Work item:
Go through the listing and state how many lines hold the string "localhost". Nothing else is needed.

Source records:

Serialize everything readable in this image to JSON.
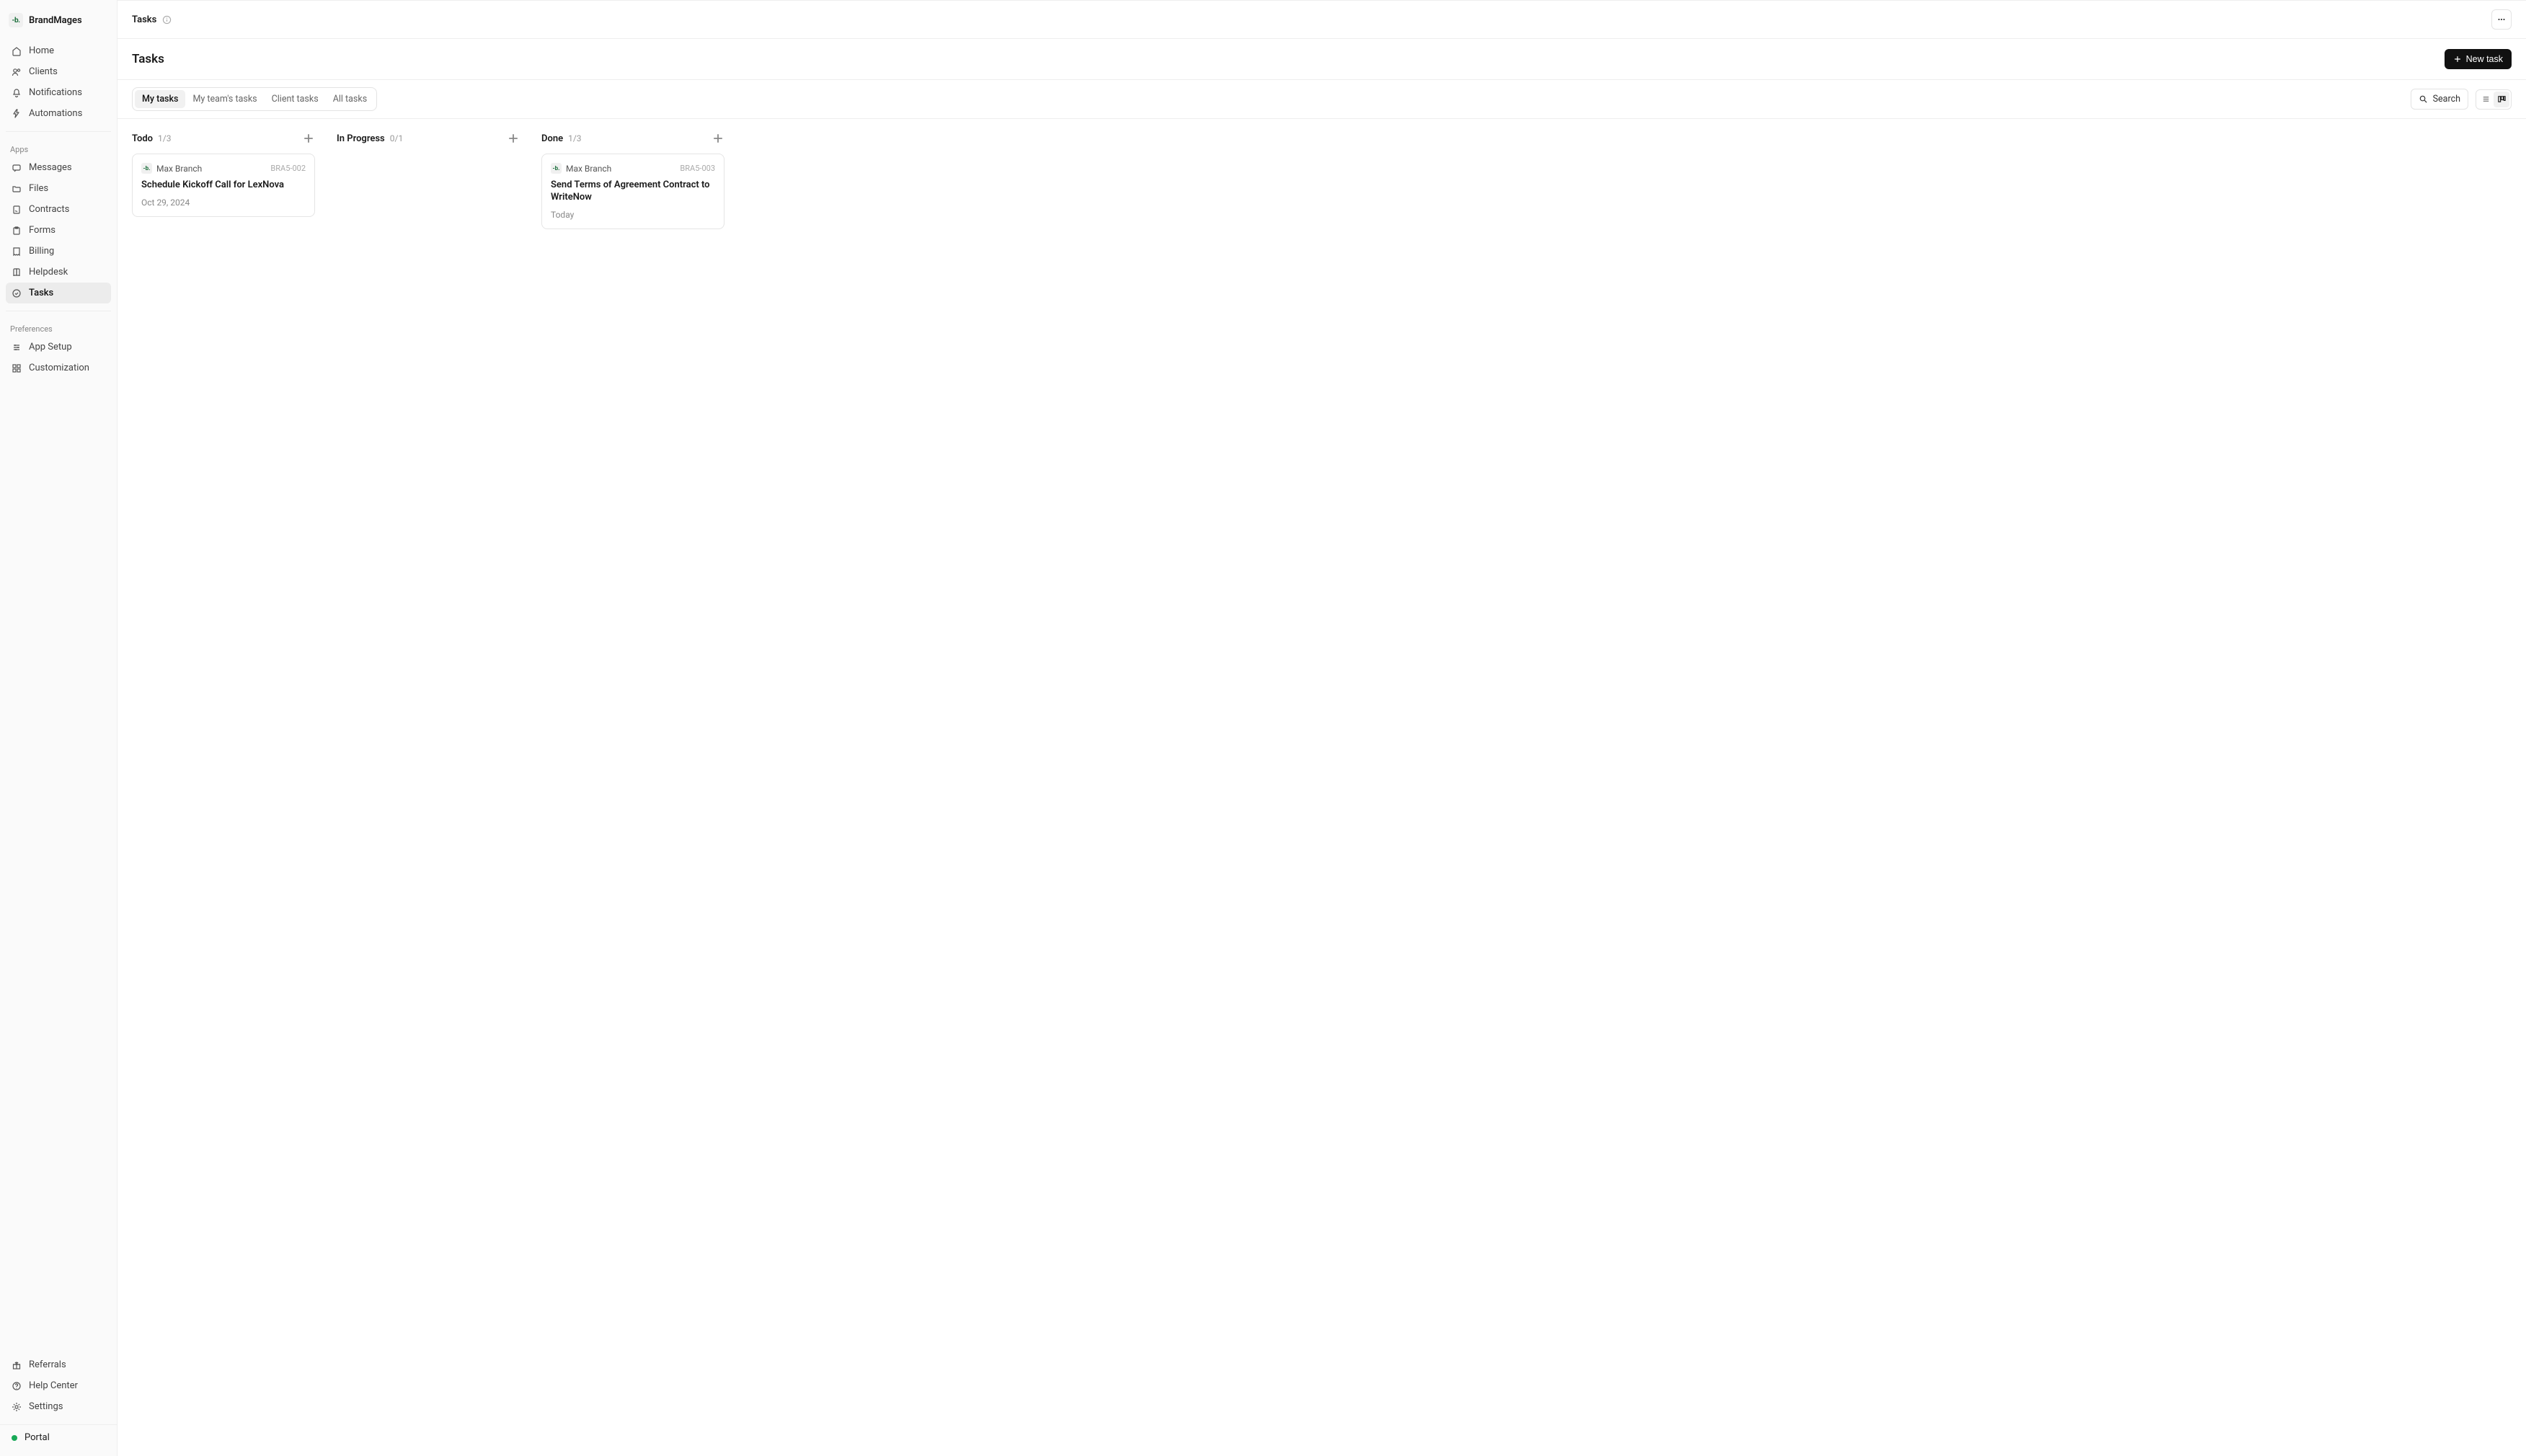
{
  "brand": {
    "logo_text": "-b.",
    "name": "BrandMages"
  },
  "nav": {
    "main": [
      {
        "label": "Home",
        "icon": "home"
      },
      {
        "label": "Clients",
        "icon": "users"
      },
      {
        "label": "Notifications",
        "icon": "bell"
      },
      {
        "label": "Automations",
        "icon": "zap"
      }
    ],
    "apps_label": "Apps",
    "apps": [
      {
        "label": "Messages",
        "icon": "message"
      },
      {
        "label": "Files",
        "icon": "folder"
      },
      {
        "label": "Contracts",
        "icon": "file-sig"
      },
      {
        "label": "Forms",
        "icon": "clipboard"
      },
      {
        "label": "Billing",
        "icon": "receipt"
      },
      {
        "label": "Helpdesk",
        "icon": "book"
      },
      {
        "label": "Tasks",
        "icon": "badge",
        "active": true
      }
    ],
    "prefs_label": "Preferences",
    "prefs": [
      {
        "label": "App Setup",
        "icon": "sliders"
      },
      {
        "label": "Customization",
        "icon": "grid"
      }
    ],
    "bottom": [
      {
        "label": "Referrals",
        "icon": "gift"
      },
      {
        "label": "Help Center",
        "icon": "help"
      },
      {
        "label": "Settings",
        "icon": "gear"
      }
    ],
    "portal_label": "Portal"
  },
  "topbar": {
    "title": "Tasks"
  },
  "header": {
    "page_title": "Tasks",
    "new_task_label": "New task"
  },
  "tabs": [
    {
      "label": "My tasks",
      "active": true
    },
    {
      "label": "My team's tasks"
    },
    {
      "label": "Client tasks"
    },
    {
      "label": "All tasks"
    }
  ],
  "search_label": "Search",
  "columns": [
    {
      "title": "Todo",
      "count": "1/3",
      "cards": [
        {
          "assignee": "Max Branch",
          "id": "BRA5-002",
          "title": "Schedule Kickoff Call for LexNova",
          "date": "Oct 29, 2024"
        }
      ]
    },
    {
      "title": "In Progress",
      "count": "0/1",
      "cards": []
    },
    {
      "title": "Done",
      "count": "1/3",
      "cards": [
        {
          "assignee": "Max Branch",
          "id": "BRA5-003",
          "title": "Send Terms of Agreement Contract to WriteNow",
          "date": "Today"
        }
      ]
    }
  ]
}
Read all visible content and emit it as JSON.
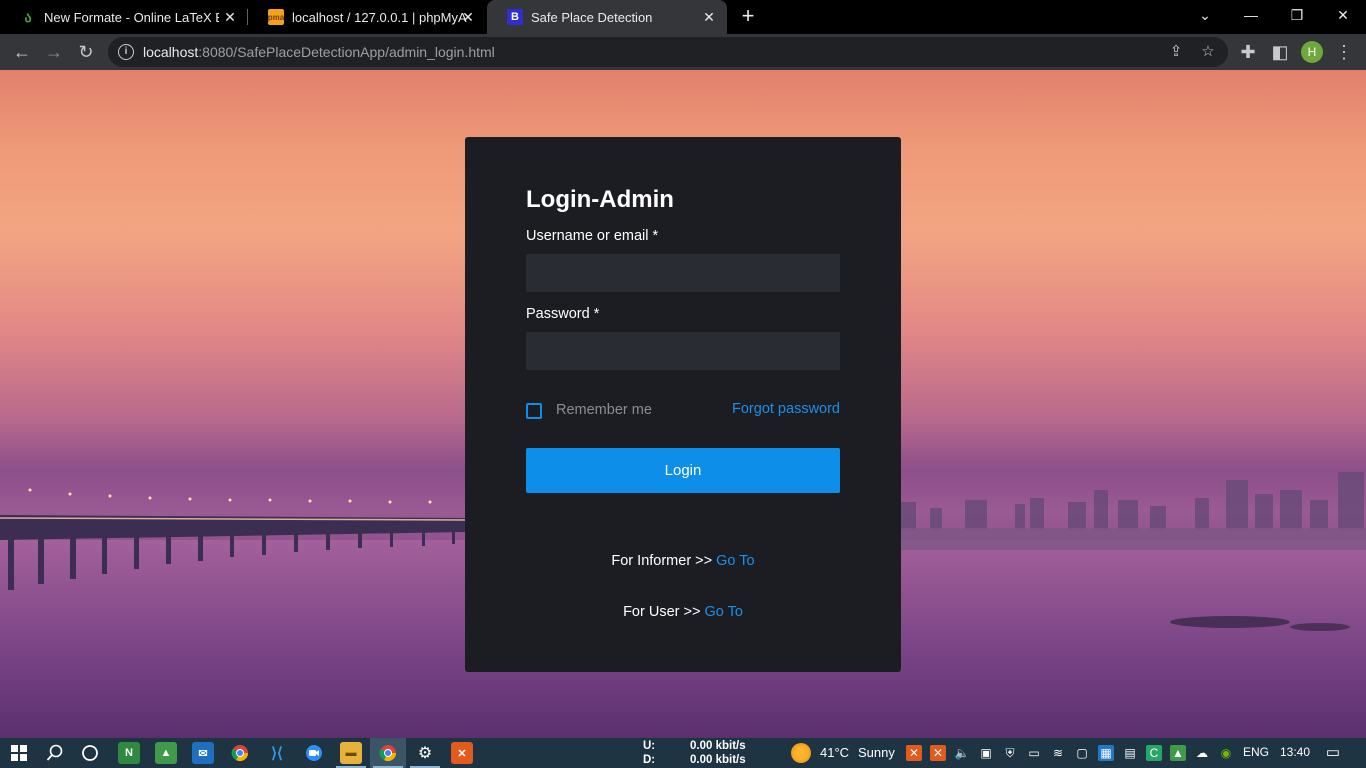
{
  "browser": {
    "tabs": [
      {
        "title": "New Formate - Online LaTeX Edit",
        "favicon": "overleaf-icon",
        "active": false
      },
      {
        "title": "localhost / 127.0.0.1 | phpMyAdm",
        "favicon": "phpmyadmin-icon",
        "active": false
      },
      {
        "title": "Safe Place Detection",
        "favicon": "bootstrap-icon",
        "active": true
      }
    ],
    "address": {
      "host": "localhost",
      "rest": ":8080/SafePlaceDetectionApp/admin_login.html"
    },
    "profile_initial": "H"
  },
  "login": {
    "title": "Login-Admin",
    "username_label": "Username or email *",
    "username_value": "",
    "password_label": "Password *",
    "password_value": "",
    "remember_label": "Remember me",
    "remember_checked": false,
    "forgot_label": "Forgot password",
    "login_button": "Login",
    "informer_text": "For Informer >>",
    "informer_link": "Go To",
    "user_text": "For User >>",
    "user_link": "Go To"
  },
  "colors": {
    "accent": "#0d8ee8",
    "card": "#1c1d23",
    "field": "#2a2c33"
  },
  "taskbar": {
    "net_up_label": "U:",
    "net_down_label": "D:",
    "net_up": "0.00 kbit/s",
    "net_down": "0.00 kbit/s",
    "temperature": "41°C",
    "weather": "Sunny",
    "language": "ENG",
    "time": "13:40"
  }
}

Final answer:
2